Items from an interface collection
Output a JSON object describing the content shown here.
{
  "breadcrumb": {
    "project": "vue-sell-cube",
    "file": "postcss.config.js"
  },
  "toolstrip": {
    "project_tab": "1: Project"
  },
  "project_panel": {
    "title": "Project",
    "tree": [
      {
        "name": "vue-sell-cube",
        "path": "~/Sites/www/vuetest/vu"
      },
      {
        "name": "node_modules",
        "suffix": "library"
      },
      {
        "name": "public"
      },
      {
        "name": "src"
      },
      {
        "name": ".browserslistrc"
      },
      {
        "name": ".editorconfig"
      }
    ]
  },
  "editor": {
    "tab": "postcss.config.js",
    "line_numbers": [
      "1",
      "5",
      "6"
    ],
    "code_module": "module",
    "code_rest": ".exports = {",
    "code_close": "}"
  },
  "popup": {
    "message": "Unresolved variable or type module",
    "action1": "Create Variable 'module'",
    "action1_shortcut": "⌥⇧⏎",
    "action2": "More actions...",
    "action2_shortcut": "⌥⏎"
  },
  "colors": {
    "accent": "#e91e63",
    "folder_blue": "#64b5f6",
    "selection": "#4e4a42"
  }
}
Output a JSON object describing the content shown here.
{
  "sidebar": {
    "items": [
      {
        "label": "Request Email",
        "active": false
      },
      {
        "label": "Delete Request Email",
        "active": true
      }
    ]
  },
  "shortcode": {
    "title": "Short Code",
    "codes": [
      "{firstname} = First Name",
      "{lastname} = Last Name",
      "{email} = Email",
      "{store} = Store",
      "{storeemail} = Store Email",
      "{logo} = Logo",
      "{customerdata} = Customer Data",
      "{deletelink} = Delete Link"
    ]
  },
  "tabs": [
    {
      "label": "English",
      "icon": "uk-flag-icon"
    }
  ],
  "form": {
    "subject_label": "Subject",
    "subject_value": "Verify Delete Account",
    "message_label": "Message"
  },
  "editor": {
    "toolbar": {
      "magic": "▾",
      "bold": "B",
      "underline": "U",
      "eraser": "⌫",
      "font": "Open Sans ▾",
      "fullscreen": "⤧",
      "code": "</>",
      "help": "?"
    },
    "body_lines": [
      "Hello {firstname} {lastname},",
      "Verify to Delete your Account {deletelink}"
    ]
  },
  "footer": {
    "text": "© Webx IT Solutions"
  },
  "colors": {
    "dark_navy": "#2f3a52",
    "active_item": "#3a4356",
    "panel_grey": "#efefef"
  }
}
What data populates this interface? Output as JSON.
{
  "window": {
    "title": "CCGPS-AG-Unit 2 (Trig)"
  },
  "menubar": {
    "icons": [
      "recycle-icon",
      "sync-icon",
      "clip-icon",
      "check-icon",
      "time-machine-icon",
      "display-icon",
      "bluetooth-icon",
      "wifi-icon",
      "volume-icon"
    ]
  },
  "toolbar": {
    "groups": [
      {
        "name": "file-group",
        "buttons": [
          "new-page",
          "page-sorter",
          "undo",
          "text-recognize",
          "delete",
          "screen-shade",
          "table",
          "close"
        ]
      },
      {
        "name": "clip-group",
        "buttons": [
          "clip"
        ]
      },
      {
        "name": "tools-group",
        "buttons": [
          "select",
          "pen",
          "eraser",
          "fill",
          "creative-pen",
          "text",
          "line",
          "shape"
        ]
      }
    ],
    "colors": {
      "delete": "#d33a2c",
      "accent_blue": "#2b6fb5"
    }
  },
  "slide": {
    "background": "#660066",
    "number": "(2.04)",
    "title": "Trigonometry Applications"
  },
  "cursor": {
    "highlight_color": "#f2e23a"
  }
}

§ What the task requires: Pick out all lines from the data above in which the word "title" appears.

§ Result of this exercise:
    "title": "Project",
    "title": "Short Code",
    "title": "CCGPS-AG-Unit 2 (Trig)"
    "title": "Trigonometry Applications"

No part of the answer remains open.